It’s my fault and not Robert Harris’ that I haven’t been able to rate this novel more highly. I bought it a few years ago, on sale at the local bookstore, fresh from having read and enjoyed Imperium. From memory, having seen the movie adaptation a few years previously also influenced my purchase.
The premise is a good one: it’s an espionage story set in Bletchley Park in Buckinghamshire, which during World War II was the site of the UK’s main decryption establishment. This is where ciphers generated by the German Enigma machine were decrypted. There’s a fair bit of information about code breaking in the narrative. Unfortunately, I overestimated my ability to understand the process. Harris’ presumably simplified version of how it all worked went straight over my head, as did my husband’s even more simplified version. Mathematics and my brain are not a good combination, so what is arguably the most interesting aspect of the novel completely escaped me.

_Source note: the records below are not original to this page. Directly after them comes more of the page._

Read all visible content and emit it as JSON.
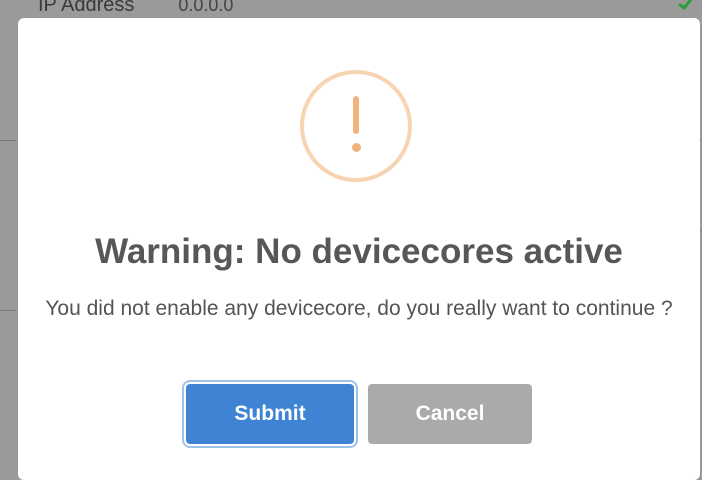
{
  "background": {
    "row_label": "IP Address",
    "row_value": "0.0.0.0",
    "check_icon": "check-icon"
  },
  "dialog": {
    "icon": "warning-icon",
    "title": "Warning: No devicecores active",
    "message": "You did not enable any devicecore, do you really want to continue ?",
    "buttons": {
      "submit": "Submit",
      "cancel": "Cancel"
    }
  },
  "colors": {
    "submit": "#3f84d4",
    "cancel": "#aaaaaa",
    "warning_ring": "#f7d4b2",
    "warning_mark": "#f0b37e",
    "check": "#2e9e3a"
  }
}
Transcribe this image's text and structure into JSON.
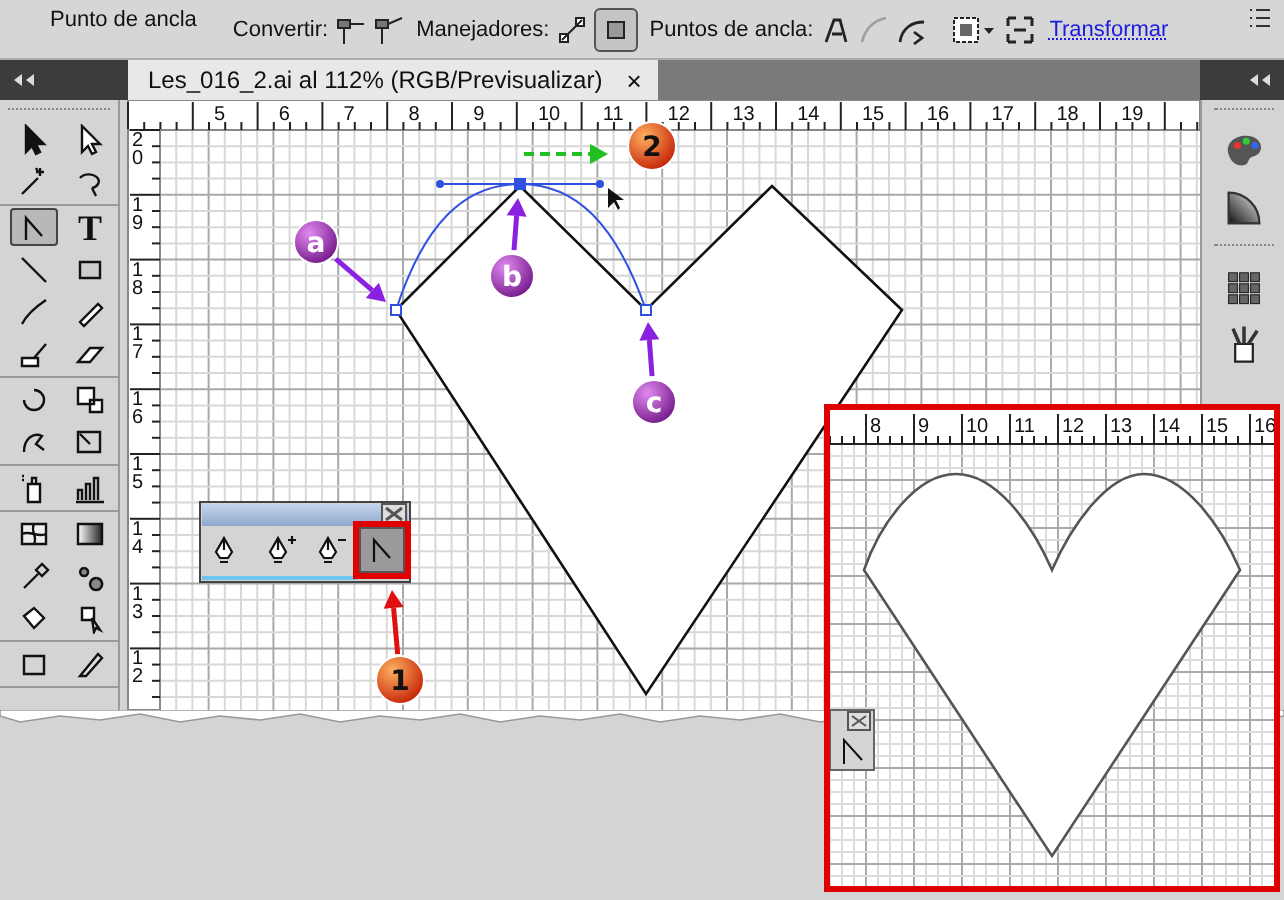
{
  "control_bar": {
    "title": "Punto de ancla",
    "convert_label": "Convertir:",
    "handles_label": "Manejadores:",
    "handles_buttons": [
      {
        "selected": false
      },
      {
        "selected": true
      }
    ],
    "anchors_label": "Puntos de ancla:",
    "anchor_buttons": [
      {
        "disabled": false
      },
      {
        "disabled": true
      },
      {
        "disabled": false
      }
    ],
    "transform_link": "Transformar"
  },
  "document_tab": {
    "title": "Les_016_2.ai al 112% (RGB/Previsualizar)",
    "close": "×"
  },
  "tools": [
    [
      {
        "kind": "selection",
        "selected": false
      },
      {
        "kind": "direct-selection",
        "selected": false
      },
      {
        "kind": "magic-wand",
        "selected": false
      },
      {
        "kind": "lasso",
        "selected": false
      }
    ],
    [
      {
        "kind": "convert-anchor",
        "selected": true
      },
      {
        "kind": "type",
        "label": "T",
        "selected": false
      },
      {
        "kind": "line",
        "selected": false
      },
      {
        "kind": "rectangle",
        "selected": false
      },
      {
        "kind": "brush",
        "selected": false
      },
      {
        "kind": "pencil",
        "selected": false
      },
      {
        "kind": "blob-brush",
        "selected": false
      },
      {
        "kind": "eraser",
        "selected": false
      }
    ],
    [
      {
        "kind": "rotate",
        "selected": false
      },
      {
        "kind": "scale",
        "selected": false
      },
      {
        "kind": "warp",
        "selected": false
      },
      {
        "kind": "free-transform",
        "selected": false
      }
    ],
    [
      {
        "kind": "symbol-sprayer",
        "selected": false
      },
      {
        "kind": "graph",
        "selected": false
      }
    ],
    [
      {
        "kind": "mesh",
        "selected": false
      },
      {
        "kind": "gradient",
        "selected": false
      },
      {
        "kind": "eyedropper",
        "selected": false
      },
      {
        "kind": "blend",
        "selected": false
      },
      {
        "kind": "live-paint",
        "selected": false
      },
      {
        "kind": "live-paint-select",
        "selected": false
      }
    ],
    [
      {
        "kind": "artboard",
        "selected": false
      },
      {
        "kind": "slice",
        "selected": false
      }
    ]
  ],
  "ruler": {
    "x_labels": [
      "5",
      "6",
      "7",
      "8",
      "9",
      "10",
      "11",
      "12",
      "13",
      "14",
      "15",
      "16",
      "17",
      "18",
      "19"
    ],
    "y_labels": [
      "20",
      "19",
      "18",
      "17",
      "16",
      "15",
      "14",
      "13",
      "12"
    ]
  },
  "anchor_panel": {
    "tools": [
      {
        "kind": "pen",
        "selected": false
      },
      {
        "kind": "add-anchor",
        "selected": false
      },
      {
        "kind": "delete-anchor",
        "selected": false
      },
      {
        "kind": "convert-anchor",
        "selected": true
      }
    ]
  },
  "callouts": [
    {
      "label": "a",
      "kind": "letter"
    },
    {
      "label": "b",
      "kind": "letter"
    },
    {
      "label": "c",
      "kind": "letter"
    },
    {
      "label": "2",
      "kind": "step"
    },
    {
      "label": "1",
      "kind": "step"
    }
  ],
  "inset": {
    "ruler_labels": [
      "8",
      "9",
      "10",
      "11",
      "12",
      "13",
      "14",
      "15",
      "16"
    ]
  }
}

What was left was a moderately interesting story with characters I didn’t really care about. Towards the end I was skimming and just wanted it to be over so that I could move on to something more engaging. I feel a bit bad about this, because there’s nothing wrong with Harris’ writing. In fact, his writing is pretty good and I’d be more than happy to read some more of his work. This was just the wrong novel for me. That said, I’m now interested in visiting the museum at Bletchley Park at some point. Maybe if I see an Enigma machine I'll actually understand what encryption and code breaking during WWII was all about.